§ **LISTED RECORDS**:
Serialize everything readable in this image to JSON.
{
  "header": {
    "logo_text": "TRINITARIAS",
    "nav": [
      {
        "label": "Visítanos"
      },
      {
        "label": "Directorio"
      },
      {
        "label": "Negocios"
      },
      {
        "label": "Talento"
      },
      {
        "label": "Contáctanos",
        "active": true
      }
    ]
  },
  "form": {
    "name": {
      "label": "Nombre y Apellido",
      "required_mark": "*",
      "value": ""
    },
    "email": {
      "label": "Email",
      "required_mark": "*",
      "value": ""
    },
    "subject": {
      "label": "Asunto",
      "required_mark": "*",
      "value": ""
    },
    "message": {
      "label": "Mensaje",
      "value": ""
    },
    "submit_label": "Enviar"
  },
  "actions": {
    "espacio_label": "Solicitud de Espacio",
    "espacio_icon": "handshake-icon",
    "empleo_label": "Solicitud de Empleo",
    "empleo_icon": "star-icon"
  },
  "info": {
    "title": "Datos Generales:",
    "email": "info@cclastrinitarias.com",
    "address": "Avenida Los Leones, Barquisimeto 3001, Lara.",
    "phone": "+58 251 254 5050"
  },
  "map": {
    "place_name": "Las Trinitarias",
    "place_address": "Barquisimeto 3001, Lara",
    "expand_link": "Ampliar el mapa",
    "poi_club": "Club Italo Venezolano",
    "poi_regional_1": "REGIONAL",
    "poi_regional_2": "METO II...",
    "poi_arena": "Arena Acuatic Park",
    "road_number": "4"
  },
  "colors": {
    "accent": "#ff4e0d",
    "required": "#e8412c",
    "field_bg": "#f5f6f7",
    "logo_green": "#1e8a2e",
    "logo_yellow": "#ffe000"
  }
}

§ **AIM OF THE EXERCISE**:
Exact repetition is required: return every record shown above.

§ **FINISHED EXERCISE**:
Serialize everything readable in this image to JSON.
{
  "header": {
    "logo_text": "TRINITARIAS",
    "nav": [
      {
        "label": "Visítanos"
      },
      {
        "label": "Directorio"
      },
      {
        "label": "Negocios"
      },
      {
        "label": "Talento"
      },
      {
        "label": "Contáctanos",
        "active": true
      }
    ]
  },
  "form": {
    "name": {
      "label": "Nombre y Apellido",
      "required_mark": "*",
      "value": ""
    },
    "email": {
      "label": "Email",
      "required_mark": "*",
      "value": ""
    },
    "subject": {
      "label": "Asunto",
      "required_mark": "*",
      "value": ""
    },
    "message": {
      "label": "Mensaje",
      "value": ""
    },
    "submit_label": "Enviar"
  },
  "actions": {
    "espacio_label": "Solicitud de Espacio",
    "espacio_icon": "handshake-icon",
    "empleo_label": "Solicitud de Empleo",
    "empleo_icon": "star-icon"
  },
  "info": {
    "title": "Datos Generales:",
    "email": "info@cclastrinitarias.com",
    "address": "Avenida Los Leones, Barquisimeto 3001, Lara.",
    "phone": "+58 251 254 5050"
  },
  "map": {
    "place_name": "Las Trinitarias",
    "place_address": "Barquisimeto 3001, Lara",
    "expand_link": "Ampliar el mapa",
    "poi_club": "Club Italo Venezolano",
    "poi_regional_1": "REGIONAL",
    "poi_regional_2": "METO II...",
    "poi_arena": "Arena Acuatic Park",
    "road_number": "4"
  },
  "colors": {
    "accent": "#ff4e0d",
    "required": "#e8412c",
    "field_bg": "#f5f6f7",
    "logo_green": "#1e8a2e",
    "logo_yellow": "#ffe000"
  }
}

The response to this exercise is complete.